Snooty at his 65th birthday in 2013, being presented a "cake" made of fruits and vegetables.
July 21, 1948 |
Miami, Florida, United States
|Residence||South Florida Museum, Bradenton, Florida, United States|
|Occupation||Mascot of Manatee County, Florida|
Snooty (born July 21, 1948) is a male Florida manatee that resides at the South Florida Museum's Parker Manatee Aquarium in Bradenton, Florida. He is one of the first recorded captive manatee births, and at age 66, he is the oldest manatee in captivity, and likely the oldest manatee in the world. Due to his hand rearing from birth, Snooty was never released to the wild and is the only manatee at the museum's aquarium that has regular human interaction.
Sometime during 1947 and 1948, Samuel Stout, owner of the Miami Aquarium and Tackle Company, acquired a permit from the State of Florida to own a single manatee, a female he had named "Lady". On July 21, 1948, Lady gave birth to a male calf Stout named "Snoty", but due to his permit only allowing him to keep a single manatee, he had to find a new home for the calf. Around the same time, the city of Bradenton in Manatee County wished to acquire a manatee for their 1949 De Soto Heritage Festival, and learned of the birth of Baby at the Miami Aquarium and Tackle Company. After De Soto Celebration Association member Walter Hardin acquired a permit for a manatee exhibition, and the city built a tank on the municipal pier and arranged for Stout to bring Baby from Miami to Bradenton for the festival. Afterwards, Stout returned with the manatee to Miami, but Stout was still only legally allowed to keep a single manatee.

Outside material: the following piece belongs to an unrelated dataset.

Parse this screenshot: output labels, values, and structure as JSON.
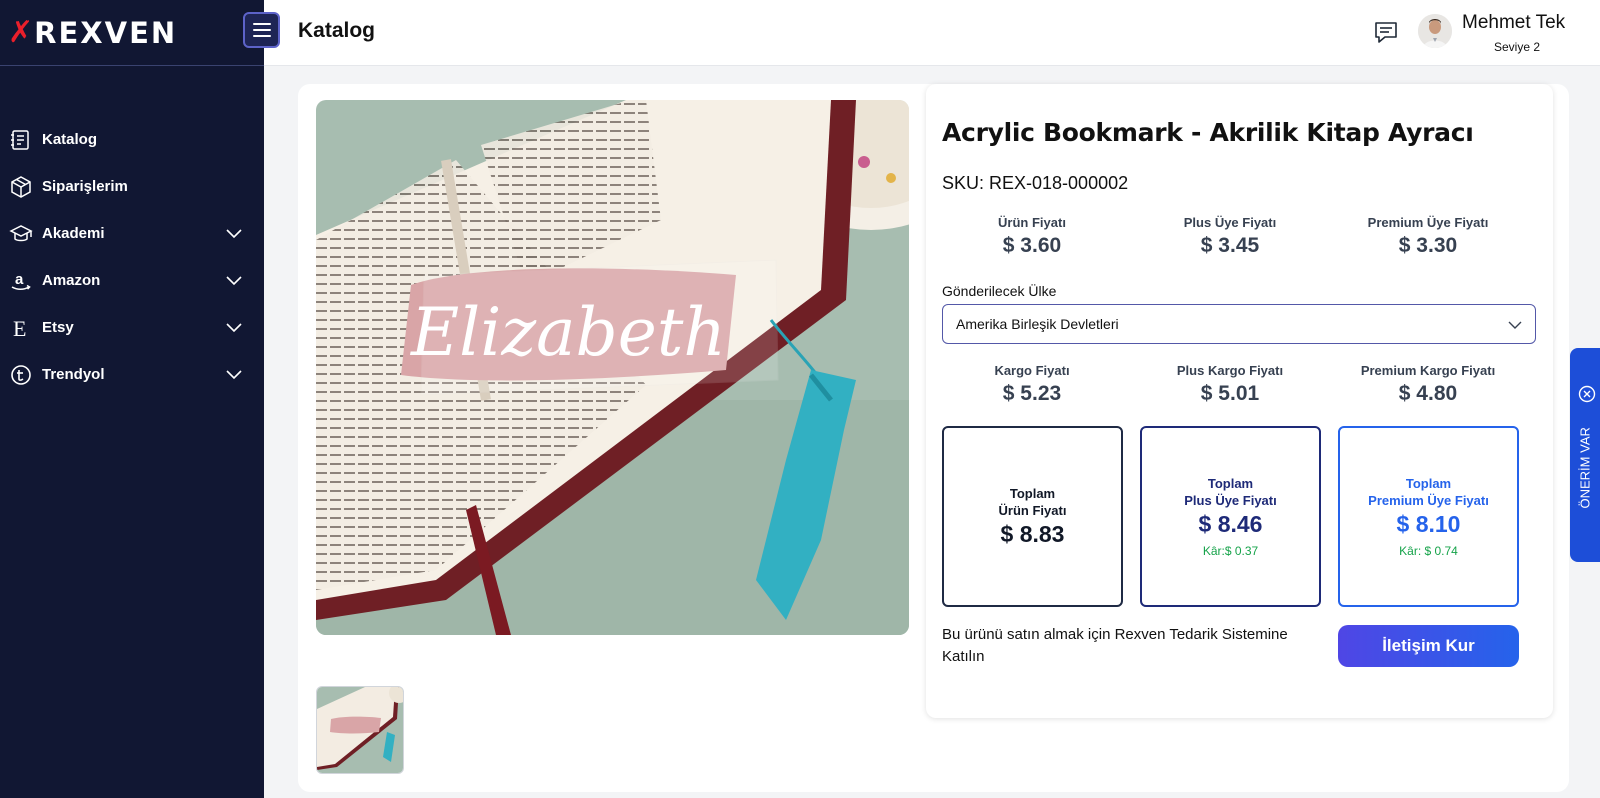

In April 1949, it was arranged that Baby would become a permanent resident of Bradenton's South Florida Museum, where a new 3,000 U.S. gallons (11,000 L) round tank was completed in May for Baby to begin living in on June 20, 1949. According to the book The Legacy: South Florida Museum, Stout arrived in Bradenton late at night and was unable to locate the museum's curator Dr. Lester Leigh to unlock the door, and received help from the sheriff and a group of prisoners to move Snoty into his new home. The manatee remained named as just "Snoty" through November 1949, after which he became known as "Baby Snots", possibly from Stout, or popularly believed to have been inspired by Fanny Brice's The Baby Snots Show. As the manatee aged, he soon became known simply as "Snoty". In 1966, the South Florida Aquarium moved from the Bradenton Municipal Pier to its current location, and Snoty was given a new and larger 9,000 U.S. gallons (34,000 L) pool to live in. He was also granted official mascot status for Manatee County, Florida. In 1993, the museum underwent renovations, again, and Snoty was moved to his current 60,000 U.S. gallons (230,000 L) pool, which was renovated again in 1998 to allow for better care for Snoty and now two more companion manatees for rehabilitation in accordance with the Manatee Rehabilitation Network, the Sea to Shore Alliance, and the Florida Fish and Wildlife Conservation Commission. Since 1998, starting with Newton, the Parker Manatee Aquarium has helped in rehabilitation for 25 manatees.
Due to Snoty's hand rearing from birth, he is too old to be released into the wild and is the only manatee in the aquarium that is allowed human interaction. It has been discovered that Snoty is able to remember the voices of former keepers and remember training behaviors he learned when only one year old. Snoty has also been used in research with the Mote Marine Laboratory. In a 2006 study, it was shown that manatees such as Snoty were capable of experimental tasks much like dolphins, disproving the preconception that manatees are unintelligent. Snoty's birthday is a popular event at the South Florida Museum, the highlight of which is the presentation of a "cake" made of vegetables and fruits for Snoty while the visitors all sing "Happy Birthday" for him. Due to his known date of birth, Snoty is evidence for how long manatees are able to live.
- Snooty the Manatee. South Florida Museum. ISBN 9-781569-444412.
- Thomas Peter Bennett. The Legacy: South Florida Museum. University Press of America. pp. 84–95. ISBN 9-780761-852612.
- Pitman, Craig (2008-07-18). "A manatee milestone: Snoty turning 60". Tampa Bay Times. Retrieved 2014-06-04.
- Goode, Erica (2006-08-29). "Sleek? Well, No. Complex? Yes, Indeed". The New York Times. Retrieved 2014-03-13.
|Wikimedia Commons has media related to Snooty.|